then the land had peace for forty years
i. the palm tree is still there, between ramah and bethel—more wind-bent than the year before, the edges of the palm fronds curling and sere with the lack of rain. (it is like stepping into a place she thought gone from her, that she should return from war to still find the smooth stone on which she sat, the same jagged markings carved into the great trunk.)
yet here again does she take up her court, and to her they come with their disputes–petty peacetime squabbles over oxen and children, quarrels too small for the lord in heaven to take note. The silence of her lord is like the silence after thunder, and she is left waiting for the next peal to shake the earth.

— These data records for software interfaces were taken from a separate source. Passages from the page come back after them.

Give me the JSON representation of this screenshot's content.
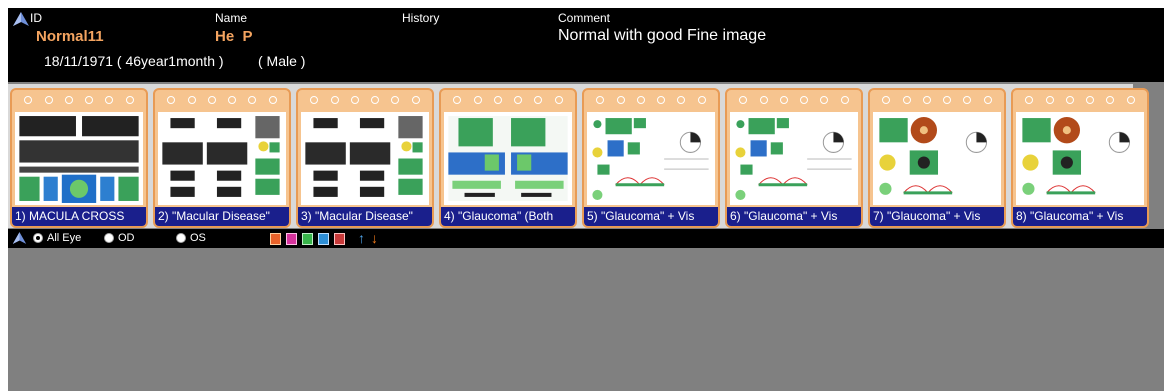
{
  "patient": {
    "id_label": "ID",
    "id_value": "Normal11",
    "name_label": "Name",
    "name_value": "He  P",
    "history_label": "History",
    "comment_label": "Comment",
    "comment_value": "Normal with good Fine image",
    "dob_line": "18/11/1971 ( 46year1month )",
    "sex": "( Male )"
  },
  "reports": [
    {
      "label": "1) MACULA CROSS",
      "kind": "macula-cross"
    },
    {
      "label": "2) \"Macular Disease\"",
      "kind": "macular-disease"
    },
    {
      "label": "3) \"Macular Disease\"",
      "kind": "macular-disease"
    },
    {
      "label": "4) \"Glaucoma\" (Both",
      "kind": "glaucoma-both"
    },
    {
      "label": "5) \"Glaucoma\" + Vis",
      "kind": "glaucoma-vis"
    },
    {
      "label": "6) \"Glaucoma\" + Vis",
      "kind": "glaucoma-vis"
    },
    {
      "label": "7) \"Glaucoma\" + Vis",
      "kind": "glaucoma-fundus"
    },
    {
      "label": "8) \"Glaucoma\" + Vis",
      "kind": "glaucoma-fundus"
    }
  ],
  "toolbar": {
    "all_eye_label": "All Eye",
    "od_label": "OD",
    "os_label": "OS",
    "selected_eye": "All Eye",
    "tool_icons": [
      "export-icon",
      "pink-report-icon",
      "green-report-icon",
      "blue-report-icon",
      "delete-icon"
    ],
    "tool_colors": [
      "#e8622a",
      "#d6339c",
      "#38b44a",
      "#2e8fd6",
      "#c83a3a"
    ],
    "up_arrow_color": "#4fa3e8",
    "down_arrow_color": "#f07a1a"
  },
  "colors": {
    "accent_name": "#f4a460",
    "label_bar": "#1a1f8c",
    "card_border": "#e89b55"
  }
}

in waiting, she counsels as best she might. at noontide she rests her head back against the thick trunk, and dreams of armies, dreams of a god who heard his children crying out and sent them a mother.

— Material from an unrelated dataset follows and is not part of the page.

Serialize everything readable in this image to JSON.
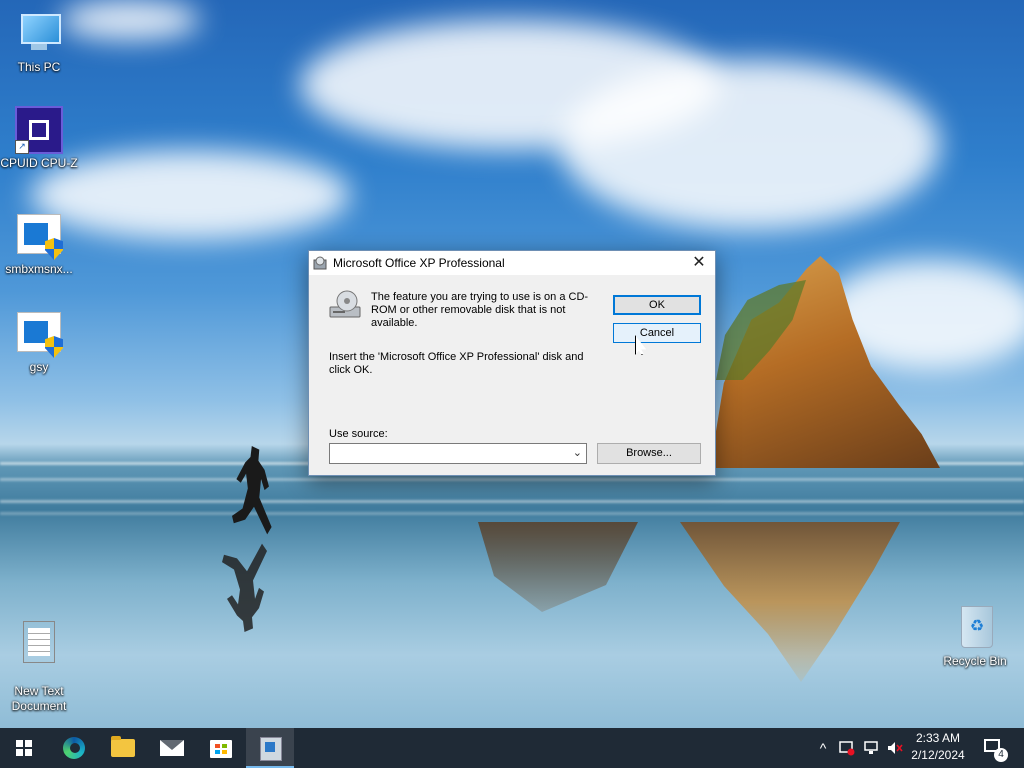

ii. yael comes in the cool of the morning, bloody tent-pin on a length of cord around her neck (extolled above all women, her hand to the hammer) and kneels before deborah, saying, I am yet willing, what would the lord god ask of me? what does he require of his servant?
it is already done, deborah answers.
but there is strength yet in my arms, yael protests, touching the tent-pin; the blood is blackened and old, flaking, it comes away on her fingertips. I am still willing. I am still here.
it is a gift, deborah answers, because it is kinder than saying, be not greedy, yael, you have been given more of the lord than Israel will know for generations–be grateful.
yael goes away, her heart heavy and the tent-pin cast at deborah’s feet.
iii. the idols slink back among the children of israel, inexorable as crawling things brought in by the tide—asherah with her cow’s hips, baal with lightning clutched in his fist, and hollow, hollow as the wind. deborah speaks against them to those who come to her for judgement, until none come.
lapidoth is still there when she returns to their tent, his hands rough with work and eyes dark and clever. how is the lord our god? he asks always, and deborah thinks her ancestress sarai must have laughed as he laughs, in those days when the lord did not go wandering away from his prophets.
he is quiet, deborah says, his children turn away from him, and he seeks one who is not an old woman to judge and lead them to him.
perhaps it is a gift, lapidoth says, and deborah goes still at the words; you have served him faithfully, and so to you he has given freedom.
deborah crosses to where lapidoth sits, and kisses his touseled hair, breathes in the smell of the goats and the sweat of his labor, the fennel-smell that permeates the tent. I was not in bondage, she murmurs, her throat thick. I was a beloved child in my father’s tent, and then I was alone.
oh, beloved, lapidoth says, taking her in his arms, that is a kind of freedom too.